The idea of a Library for the denomination was first proposed by Joshua Wilson (1795-1874), the son and biographer of Thomas Wilson, chapel builder and major benefactor of Congregationalism. Joshua Wilson made a foundation donation of 4000 volumes and a further thousand came from other donors.
The Congregational Library first occupied premises in Blomfield Street, near Finsbury Circus in central London, which were opened after adaptation on 9th May 1831. A Librarian was not appointed until December 1833, however, and the premises were at first mainly used as meeting rooms for various Congregational bodies. It was here that proposals to form the Congregational Union of England and Wales were first discussed and in due course the Union offices came to share the premises with the Library. The Congregational Lectures were started in 1833 and were delivered in the Library.
By 1866, when the Blomfield Street premises had to be vacated for the extension of the Metropolitan Railway, the Library had grown to 8000 volumes. These were put into store until the Congregational Memorial Hall and Library proposed by Wilson to the Union as a fitting celebration of the second centenary of the Great Ejection of 1662 – was opened in 1875 in Farringdon Street. At last the Congregational Library had an imposing building on a central metropolitan site as Joshua Wilson had originally proposed. He had died the year before but his widow now gave the Library his own valuable collection of books and manuscripts, built up since the 1820s and hardly diminished by his earlier donation.
In selecting books for the Library the aim of the Trustees was to create a collection of the most useful books in all departments of literature, history, language and science, including especially the following subjects:
‘The Study, both critical and devotional, of Holy Scripture, the Evidence of Christian Theology, Church History and Patristic literature, the History of the Reformation and of the Reformed Churches, the Biography and Writings of the Ejected Nonconformist Ministers and works tending to illustrate the history or to enforce the great principles of Christianity and of civil and religious liberty.’ (Deed of Foundation of The Congregational Memorial Hall in Farringdon Street in the City of London – 5th July 1872)

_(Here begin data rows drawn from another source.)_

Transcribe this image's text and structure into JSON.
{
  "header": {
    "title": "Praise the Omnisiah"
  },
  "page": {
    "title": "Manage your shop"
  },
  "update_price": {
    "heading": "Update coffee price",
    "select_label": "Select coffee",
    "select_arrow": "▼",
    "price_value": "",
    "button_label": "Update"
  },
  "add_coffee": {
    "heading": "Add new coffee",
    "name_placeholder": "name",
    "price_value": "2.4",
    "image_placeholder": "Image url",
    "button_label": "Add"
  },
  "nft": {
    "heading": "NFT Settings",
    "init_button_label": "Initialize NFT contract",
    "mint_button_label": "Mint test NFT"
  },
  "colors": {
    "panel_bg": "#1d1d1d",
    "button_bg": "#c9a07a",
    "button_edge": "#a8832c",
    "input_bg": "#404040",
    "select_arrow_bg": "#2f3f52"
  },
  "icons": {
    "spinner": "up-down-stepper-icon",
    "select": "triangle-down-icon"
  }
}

The Library was fortunate subsequently to fall under the care of three distinguished men at critical times in its history. Dr Samuel Newth received and arranged the Wilson collection and on his retirement as principal of New College, London, worked on the rest of the collection and prepared the first printed (though incomplete) catalogue. He also established a reading room. His successor, who served from 1896 to 1925, was the Rev. Thomas George Crippen. He continued work on the catalogue, built up the music collection and through his editorship of the Transactions of the Congregational Historical Society attracted scholars and readers to the Library. But finance was short after the 1914-18 War and the continuance of the Library was threatened. It was saved by the offer of Dr Albert Peel, editor of the Congregational Quarterly, and of the Transactions, to act as Librarian from 1926. He oversaw the preparation of a card catalogue (which was the basis of the present larger catalogue) and had the noted music collection catalogued. He was again beginning to attract research students to the Library when the 1939-45 War broke out. From 1940 until 1950, Memorial Hall was requisitioned by the government for war purposes and the Library was moved to Manchester for safety. The Library was returned, the books cleaned and eventually reopened in Memorial Hall in 1957. The Congregational Lectures were revived the following year. Ten years later the Library again went into store so that Memorial Hall could be redeveloped. The Library returned to a separate wing at the rear of the new office block, Caroone House, in 1972, but the discontinuities of recent years had caused the Library to be forgotten. For the third time, and this time successfully, consideration was given to moving the Library, now owned by the newly formed Congregational Memorial Hall Trust, to 14 Gordon Square to be housed with and administered by Dr Williams’s Library. Terms were agreed and now, well settled in new premises, and sitting alongside a complementary dissenting Library, the Congregational Library is again in use by readers and scholars. It is especially apposite that the Congregational Library is now only floors from that other great collection of Congregational books and manuscripts, built up from Dr Doddridge’s library and those of the dissenting academies of earlier centuries, the New College Library. This came to Dr Williams’s Library when New College closed in 1979. Scholars have undoubtedly benefitted from having the printed and manuscript collections of the two main traditions of religious dissent together and by being able to use both libraries in one location.